> RECORD EXTRACTS:

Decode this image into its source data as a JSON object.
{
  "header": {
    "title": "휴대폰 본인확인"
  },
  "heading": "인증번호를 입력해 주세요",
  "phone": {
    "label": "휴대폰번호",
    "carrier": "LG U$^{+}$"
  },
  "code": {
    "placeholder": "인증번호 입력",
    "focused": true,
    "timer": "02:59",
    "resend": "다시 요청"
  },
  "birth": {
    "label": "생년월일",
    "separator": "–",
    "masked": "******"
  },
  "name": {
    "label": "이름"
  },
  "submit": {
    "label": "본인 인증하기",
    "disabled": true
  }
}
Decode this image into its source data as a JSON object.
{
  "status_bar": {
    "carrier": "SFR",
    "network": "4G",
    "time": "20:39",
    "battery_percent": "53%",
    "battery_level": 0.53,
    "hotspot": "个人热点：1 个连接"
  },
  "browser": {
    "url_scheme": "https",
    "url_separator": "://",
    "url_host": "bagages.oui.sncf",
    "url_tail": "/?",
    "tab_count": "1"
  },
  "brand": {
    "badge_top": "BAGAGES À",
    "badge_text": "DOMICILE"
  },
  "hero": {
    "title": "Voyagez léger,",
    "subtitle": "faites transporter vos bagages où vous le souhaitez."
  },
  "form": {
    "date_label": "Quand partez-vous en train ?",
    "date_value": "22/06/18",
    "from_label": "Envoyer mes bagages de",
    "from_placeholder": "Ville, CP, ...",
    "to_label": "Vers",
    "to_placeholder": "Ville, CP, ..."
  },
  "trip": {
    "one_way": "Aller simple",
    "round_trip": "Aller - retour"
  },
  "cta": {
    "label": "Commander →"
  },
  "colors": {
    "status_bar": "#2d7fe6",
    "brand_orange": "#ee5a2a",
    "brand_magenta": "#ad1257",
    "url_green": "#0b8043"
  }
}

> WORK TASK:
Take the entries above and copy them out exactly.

> REPLY:
Decode this image into its source data as a JSON object.
{
  "header": {
    "title": "휴대폰 본인확인"
  },
  "heading": "인증번호를 입력해 주세요",
  "phone": {
    "label": "휴대폰번호",
    "carrier": "LG U$^{+}$"
  },
  "code": {
    "placeholder": "인증번호 입력",
    "focused": true,
    "timer": "02:59",
    "resend": "다시 요청"
  },
  "birth": {
    "label": "생년월일",
    "separator": "–",
    "masked": "******"
  },
  "name": {
    "label": "이름"
  },
  "submit": {
    "label": "본인 인증하기",
    "disabled": true
  }
}
Decode this image into its source data as a JSON object.
{
  "status_bar": {
    "carrier": "SFR",
    "network": "4G",
    "time": "20:39",
    "battery_percent": "53%",
    "battery_level": 0.53,
    "hotspot": "个人热点：1 个连接"
  },
  "browser": {
    "url_scheme": "https",
    "url_separator": "://",
    "url_host": "bagages.oui.sncf",
    "url_tail": "/?",
    "tab_count": "1"
  },
  "brand": {
    "badge_top": "BAGAGES À",
    "badge_text": "DOMICILE"
  },
  "hero": {
    "title": "Voyagez léger,",
    "subtitle": "faites transporter vos bagages où vous le souhaitez."
  },
  "form": {
    "date_label": "Quand partez-vous en train ?",
    "date_value": "22/06/18",
    "from_label": "Envoyer mes bagages de",
    "from_placeholder": "Ville, CP, ...",
    "to_label": "Vers",
    "to_placeholder": "Ville, CP, ..."
  },
  "trip": {
    "one_way": "Aller simple",
    "round_trip": "Aller - retour"
  },
  "cta": {
    "label": "Commander →"
  },
  "colors": {
    "status_bar": "#2d7fe6",
    "brand_orange": "#ee5a2a",
    "brand_magenta": "#ad1257",
    "url_green": "#0b8043"
  }
}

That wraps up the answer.